Assessments, preventative measures curb falls
When it comes to reducing falls in long-term care homes, identifying residents who are most at risk and using preventative measures are the keys to success, say management staff.
According to Statistics Canada, falls account for two-thirds of injuries which limit mobility and activities for Canadians. Nearly 14,000 Canadians die as the result of falls every year.
Liz Richardson, assistant director of care at Leacock Care Centre in Orillia, says the Jarlette Health Services-owned long-term care home has many preventative measures in place to help reduce the risk of residents falling.
Two-person lifts, chair alarms, bed alarms, ensuring that residents have proper footwear and checking on residents as often as possible are some of the basic measures undertaken by staff members.
These practices have improved the quality of life for residents, Richardson notes.
“Our falls have leveled, or even gone down, and it’s just from doing the basic stuff,” she says.
Additionally, Leacock Care Centre performs assessments on residents every three months to determine risk levels. This is vital, says Richardson, because a resident’s risk level can change in little time.
Like Leacock Care Centre, Rosebridge Manor in Jasper has frequent evaluations on residents to identify those most at risk of falling.
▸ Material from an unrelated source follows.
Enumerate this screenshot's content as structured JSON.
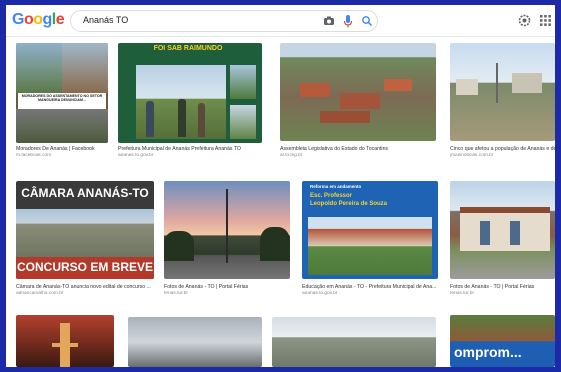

A resident’s cognitive and physical abilities are examined. Any person taking more than five medications is automatically considered high risk, notes Nancy Unsworth, the OMNI Health Care-owned long-term care home’s director of care.
Once residents who are most at risk of having a fall have been identified, physiotherapists conduct an assessment to determine how far they can lean without having to step forward. This gauges an individual’s ability to regain their composure if they lose their balance.
Upon completion of the assessment, staff members create a care plan for the resident.
Often, this care plan involves staff members closely monitoring residents’ activities to ensure they enjoy a high quality of life while at a low risk of injuring themselves.
Rosebridge Manor, she points out, uses a “multidisciplinary approach” involving several people when creating ways to reduce a resident’s risk of falling while ensuring they maintain a high quality of life at the home.
And ensuring a high quality of life means limiting the use of restraints.
“Any restraints have to have a physician’s order and family consent, so you’re really involving everyone right from the get-go, including the resident,” says Unsworth.